The task: The records sit below. Return every line in them that holds the word "JSON".

[Stored items from a collection]
- Opening Delimiter -
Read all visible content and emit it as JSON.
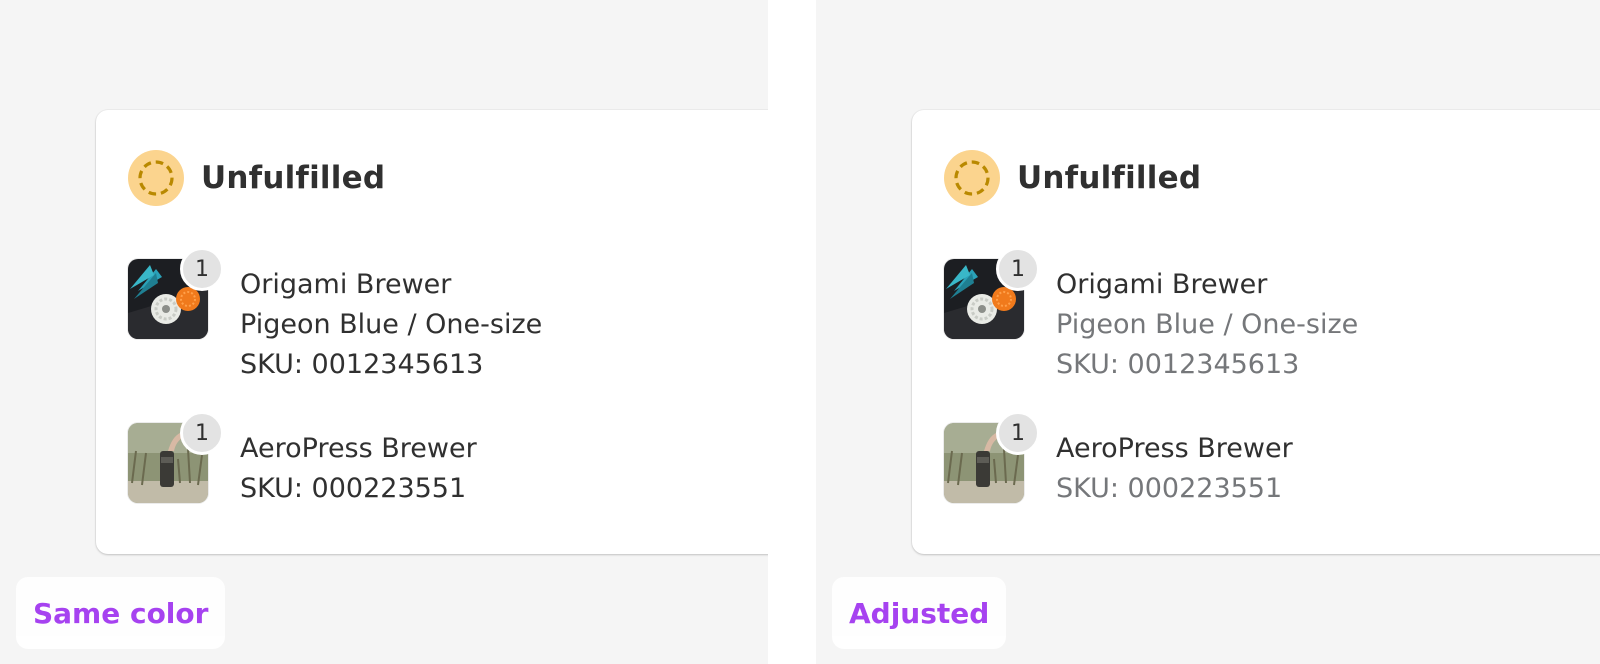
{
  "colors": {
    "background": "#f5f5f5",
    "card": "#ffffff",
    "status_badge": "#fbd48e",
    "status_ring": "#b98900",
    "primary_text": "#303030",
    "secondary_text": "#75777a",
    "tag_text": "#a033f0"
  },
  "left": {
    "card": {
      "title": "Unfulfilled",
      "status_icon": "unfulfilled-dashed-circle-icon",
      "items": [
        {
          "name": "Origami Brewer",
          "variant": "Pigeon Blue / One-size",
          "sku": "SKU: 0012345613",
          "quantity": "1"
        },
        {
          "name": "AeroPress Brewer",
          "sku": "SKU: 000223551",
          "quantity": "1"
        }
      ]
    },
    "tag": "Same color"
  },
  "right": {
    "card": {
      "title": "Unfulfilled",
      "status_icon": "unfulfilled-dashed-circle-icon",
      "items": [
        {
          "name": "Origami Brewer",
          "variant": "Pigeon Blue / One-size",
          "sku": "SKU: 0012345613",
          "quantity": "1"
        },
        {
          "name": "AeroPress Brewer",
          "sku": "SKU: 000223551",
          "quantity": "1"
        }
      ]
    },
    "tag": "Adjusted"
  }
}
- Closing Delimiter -
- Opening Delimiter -
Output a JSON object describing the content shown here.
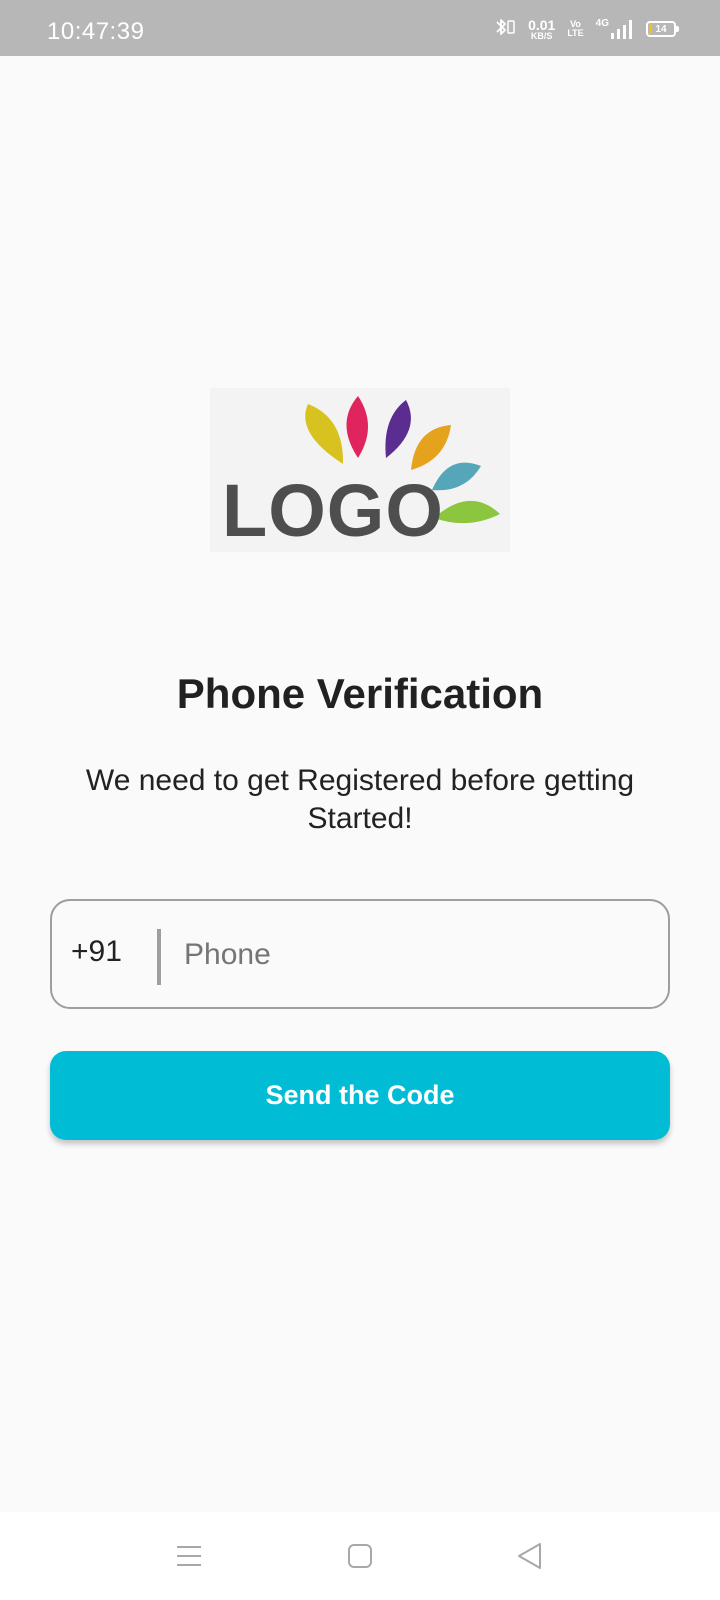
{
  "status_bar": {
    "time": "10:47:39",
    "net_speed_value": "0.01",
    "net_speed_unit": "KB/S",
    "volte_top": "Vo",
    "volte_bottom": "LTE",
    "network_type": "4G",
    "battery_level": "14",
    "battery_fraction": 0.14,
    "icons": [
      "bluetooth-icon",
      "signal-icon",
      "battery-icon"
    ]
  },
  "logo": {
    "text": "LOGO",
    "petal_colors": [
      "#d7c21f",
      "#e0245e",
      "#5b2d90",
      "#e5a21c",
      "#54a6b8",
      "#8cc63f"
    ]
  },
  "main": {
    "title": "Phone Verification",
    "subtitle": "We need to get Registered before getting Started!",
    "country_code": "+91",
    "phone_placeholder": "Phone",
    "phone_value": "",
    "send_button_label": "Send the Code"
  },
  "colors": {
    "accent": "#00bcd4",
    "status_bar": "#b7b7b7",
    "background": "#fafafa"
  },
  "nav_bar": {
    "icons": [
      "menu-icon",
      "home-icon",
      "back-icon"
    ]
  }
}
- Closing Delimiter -
Solution to this task:
Read all visible content and emit it as JSON.
Output a JSON object describing the content shown here.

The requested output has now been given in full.